Aluminum cars like Fords and Land Rovers offer drivers the myriad benefits of aluminum bodies and the claim to being the “material of choice” in the automotive design industry of the future.
Benefits of Steel
Easy to shape. With new and innovative processes for forming steel for today's vehicle models, steel has become easier to work with than aluminum.
Simple to repair. By and large, steel is less costly to repair and can often be fixed through spot welding.
Simple to recycle. Both aluminum and steel are equally recyclable, but steel is much easier to handle throughout the entire recycling procedure.
Much stronger than aluminum. Newer vehicles now have sophisticated advanced high-strength steel components, which are considerably stronger than conventional steel and aluminum.
Benefits of Aluminum
More lightweight. Vehicles constructed with aluminum have been traditionally lighter, thereby offering drivers drastically improved fuel economy ratings.
Infinitely recyclable. Aluminum is easy and inexpensive to recycle and that's why carmakers like the green aspect of the substance.

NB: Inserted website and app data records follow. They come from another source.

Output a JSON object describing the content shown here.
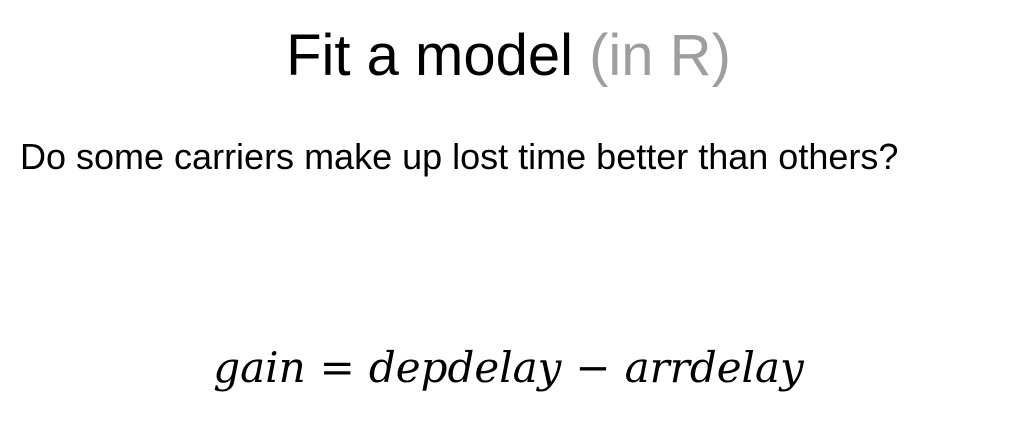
{
  "slide": {
    "title_main": "Fit a model",
    "title_muted": "(in R)",
    "question": "Do some carriers make up lost time better than others?",
    "equation": {
      "lhs": "gain",
      "equals": "=",
      "term1": "depdelay",
      "minus": "−",
      "term2": "arrdelay"
    }
  }
}
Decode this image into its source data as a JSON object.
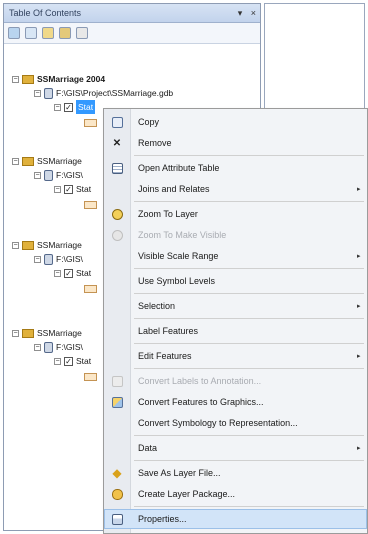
{
  "toc": {
    "title": "Table Of Contents",
    "title_buttons": [
      "▾",
      "×"
    ],
    "frames": [
      {
        "name": "SSMarriage 2004",
        "path": "F:\\GIS\\Project\\SSMarriage.gdb",
        "layer": "Stat"
      },
      {
        "name": "SSMarriage",
        "path": "F:\\GIS\\",
        "layer": "Stat"
      },
      {
        "name": "SSMarriage",
        "path": "F:\\GIS\\",
        "layer": "Stat"
      },
      {
        "name": "SSMarriage",
        "path": "F:\\GIS\\",
        "layer": "Stat"
      }
    ]
  },
  "context_menu": {
    "items": [
      {
        "label": "Copy",
        "icon": "copy-icon"
      },
      {
        "label": "Remove",
        "icon": "remove-icon"
      },
      {
        "label": "Open Attribute Table",
        "icon": "table-icon"
      },
      {
        "label": "Joins and Relates",
        "icon": "",
        "submenu": "▸"
      },
      {
        "label": "Zoom To Layer",
        "icon": "zoom-to-layer-icon"
      },
      {
        "label": "Zoom To Make Visible",
        "icon": "zoom-to-visible-icon"
      },
      {
        "label": "Visible Scale Range",
        "icon": "",
        "submenu": "▸"
      },
      {
        "label": "Use Symbol Levels",
        "icon": ""
      },
      {
        "label": "Selection",
        "icon": "",
        "submenu": "▸"
      },
      {
        "label": "Label Features",
        "icon": ""
      },
      {
        "label": "Edit Features",
        "icon": "",
        "submenu": "▸"
      },
      {
        "label": "Convert Labels to Annotation...",
        "icon": "convert-labels-icon"
      },
      {
        "label": "Convert Features to Graphics...",
        "icon": "convert-features-icon"
      },
      {
        "label": "Convert Symbology to Representation...",
        "icon": ""
      },
      {
        "label": "Data",
        "icon": "",
        "submenu": "▸"
      },
      {
        "label": "Save As Layer File...",
        "icon": "save-layer-icon"
      },
      {
        "label": "Create Layer Package...",
        "icon": "layer-package-icon"
      },
      {
        "label": "Properties...",
        "icon": "properties-icon"
      }
    ]
  },
  "colors": {
    "selection": "#3399ff",
    "menu_hover": "#d2e4f8",
    "folder": "#e0b13c"
  }
}
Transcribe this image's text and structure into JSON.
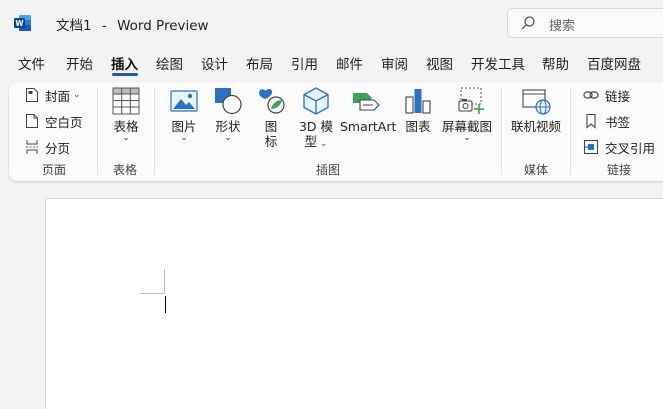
{
  "window": {
    "doc_name": "文档1",
    "separator": "-",
    "app_name": "Word Preview"
  },
  "search": {
    "placeholder": "搜索"
  },
  "tabs": [
    "文件",
    "开始",
    "插入",
    "绘图",
    "设计",
    "布局",
    "引用",
    "邮件",
    "审阅",
    "视图",
    "开发工具",
    "帮助",
    "百度网盘"
  ],
  "active_tab": "插入",
  "ribbon": {
    "pages": {
      "cover": "封面",
      "blank": "空白页",
      "break": "分页",
      "label": "页面"
    },
    "tables": {
      "table": "表格",
      "label": "表格"
    },
    "illustrations": {
      "pictures": "图片",
      "shapes": "形状",
      "icons_1": "图",
      "icons_2": "标",
      "models_1": "3D 模",
      "models_2": "型",
      "smartart": "SmartArt",
      "chart": "图表",
      "screenshot": "屏幕截图",
      "label": "插图"
    },
    "media": {
      "online_video": "联机视频",
      "label": "媒体"
    },
    "links": {
      "link": "链接",
      "bookmark": "书签",
      "cross_ref": "交叉引用",
      "label": "链接"
    }
  },
  "colors": {
    "accent": "#1f5aa8",
    "word_blue": "#185abd",
    "icon_blue": "#2b72c4",
    "icon_green": "#3aa655"
  },
  "caret_glyph": "⌄"
}
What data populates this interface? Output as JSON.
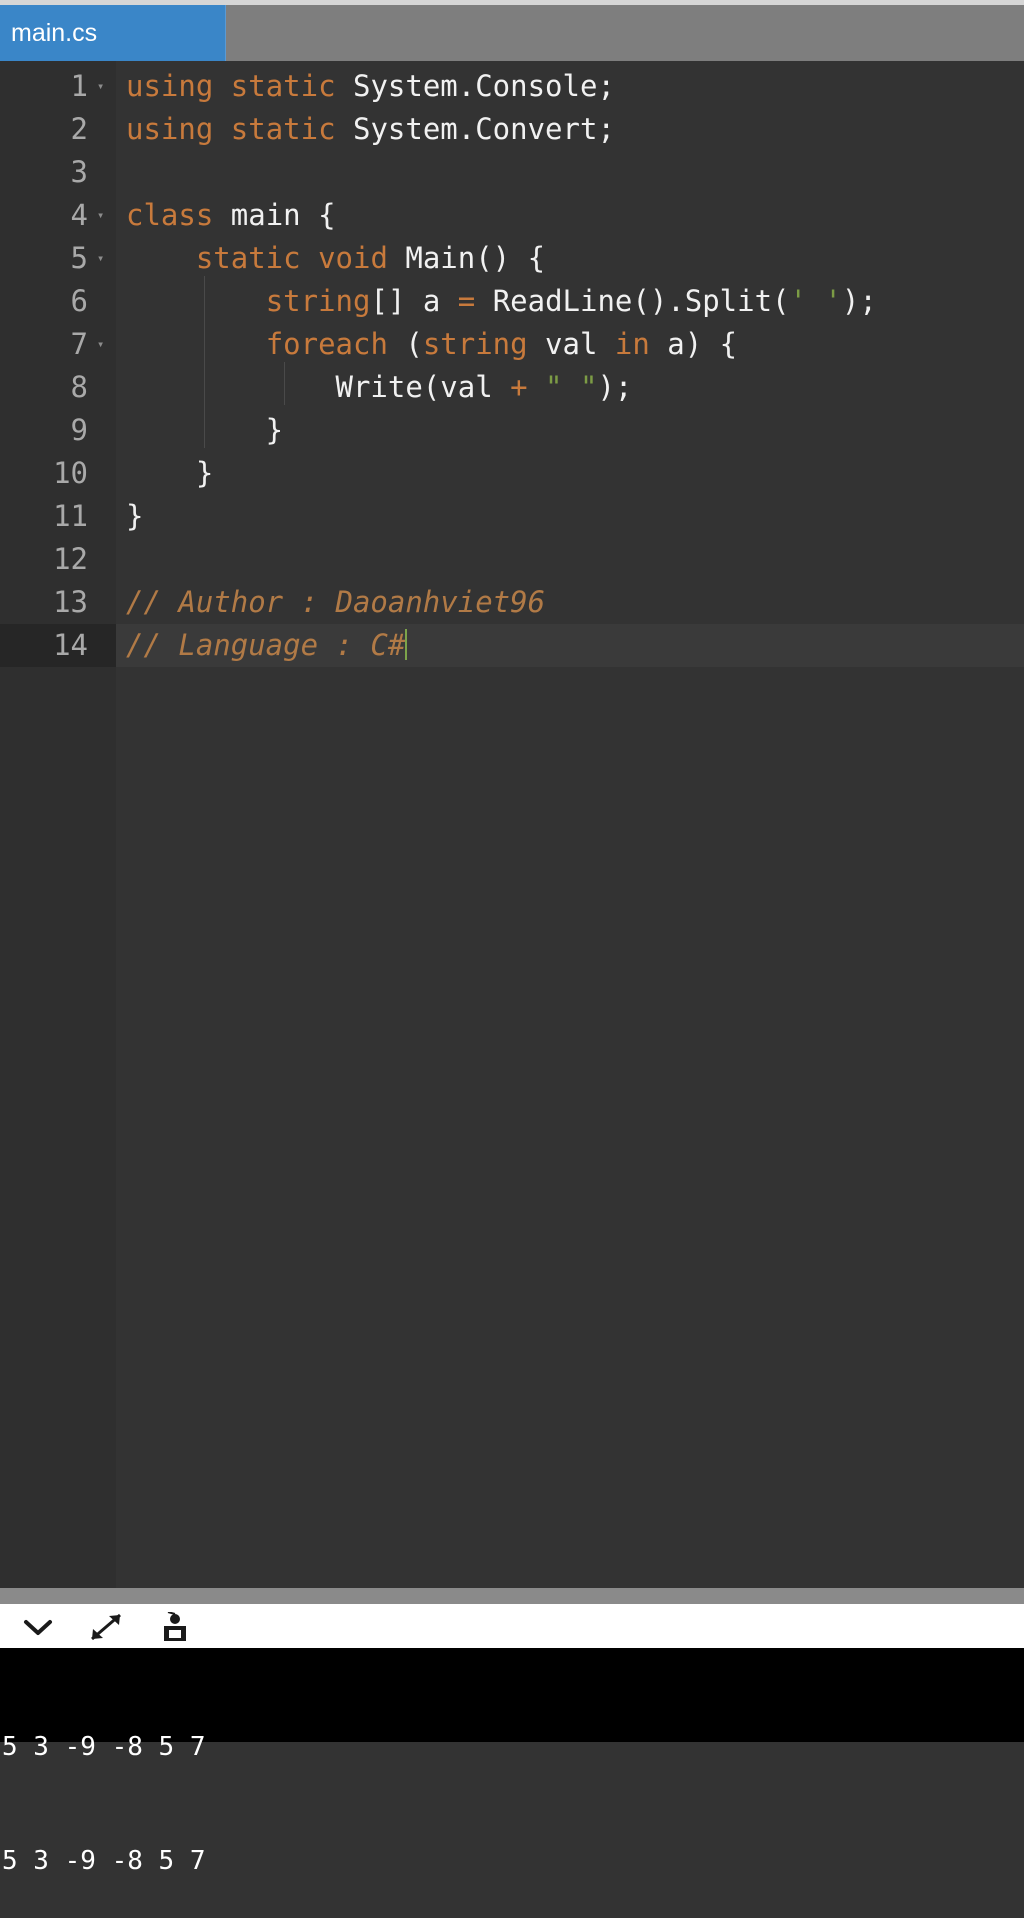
{
  "tab": {
    "label": "main.cs"
  },
  "editor": {
    "lines": [
      {
        "num": "1",
        "fold": "▾",
        "tokens": [
          [
            "kw",
            "using"
          ],
          [
            "t",
            " "
          ],
          [
            "kw",
            "static"
          ],
          [
            "t",
            " System.Console;"
          ]
        ]
      },
      {
        "num": "2",
        "fold": "",
        "tokens": [
          [
            "kw",
            "using"
          ],
          [
            "t",
            " "
          ],
          [
            "kw",
            "static"
          ],
          [
            "t",
            " System.Convert;"
          ]
        ]
      },
      {
        "num": "3",
        "fold": "",
        "tokens": []
      },
      {
        "num": "4",
        "fold": "▾",
        "tokens": [
          [
            "kw",
            "class"
          ],
          [
            "t",
            " main {"
          ]
        ]
      },
      {
        "num": "5",
        "fold": "▾",
        "tokens": [
          [
            "t",
            "    "
          ],
          [
            "kw",
            "static"
          ],
          [
            "t",
            " "
          ],
          [
            "kw",
            "void"
          ],
          [
            "t",
            " Main() {"
          ]
        ]
      },
      {
        "num": "6",
        "fold": "",
        "tokens": [
          [
            "t",
            "        "
          ],
          [
            "kw",
            "string"
          ],
          [
            "t",
            "[] a "
          ],
          [
            "op",
            "="
          ],
          [
            "t",
            " ReadLine().Split("
          ],
          [
            "str",
            "' '"
          ],
          [
            "t",
            ");"
          ]
        ]
      },
      {
        "num": "7",
        "fold": "▾",
        "tokens": [
          [
            "t",
            "        "
          ],
          [
            "kw",
            "foreach"
          ],
          [
            "t",
            " ("
          ],
          [
            "kw",
            "string"
          ],
          [
            "t",
            " val "
          ],
          [
            "kw",
            "in"
          ],
          [
            "t",
            " a) {"
          ]
        ]
      },
      {
        "num": "8",
        "fold": "",
        "tokens": [
          [
            "t",
            "            Write(val "
          ],
          [
            "op",
            "+"
          ],
          [
            "t",
            " "
          ],
          [
            "str",
            "\" \""
          ],
          [
            "t",
            ");"
          ]
        ]
      },
      {
        "num": "9",
        "fold": "",
        "tokens": [
          [
            "t",
            "        }"
          ]
        ]
      },
      {
        "num": "10",
        "fold": "",
        "tokens": [
          [
            "t",
            "    }"
          ]
        ]
      },
      {
        "num": "11",
        "fold": "",
        "tokens": [
          [
            "t",
            "}"
          ]
        ]
      },
      {
        "num": "12",
        "fold": "",
        "tokens": []
      },
      {
        "num": "13",
        "fold": "",
        "tokens": [
          [
            "cm",
            "// Author : Daoanhviet96"
          ]
        ]
      },
      {
        "num": "14",
        "fold": "",
        "tokens": [
          [
            "cm",
            "// Language : C#"
          ]
        ],
        "active": true,
        "caret": true
      }
    ]
  },
  "toolbar": {
    "buttons": [
      {
        "name": "collapse-chevron-icon"
      },
      {
        "name": "expand-arrows-icon"
      },
      {
        "name": "run-save-icon"
      }
    ]
  },
  "console": {
    "lines": [
      "5 3 -9 -8 5 7",
      "5 3 -9 -8 5 7"
    ]
  }
}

Better for the environment. Aluminum has lower carbon emissions resulting in a less severe impact on the planet, making it greener than high-strength steel across the board.
As car manufacturers further aggressively develop aluminum and high-strength steel (AHHS) and incorporate them into many of their new designs, we will see new and exciting uses that will enhance their strength and durability over time. Either way, either steel or aluminum are here to stay as we enter an age of new, high-tech cars, whether they are EVs, hybrids or even autonomous vehicles.
Sources: Wikipedia, Forbes and eBay Motors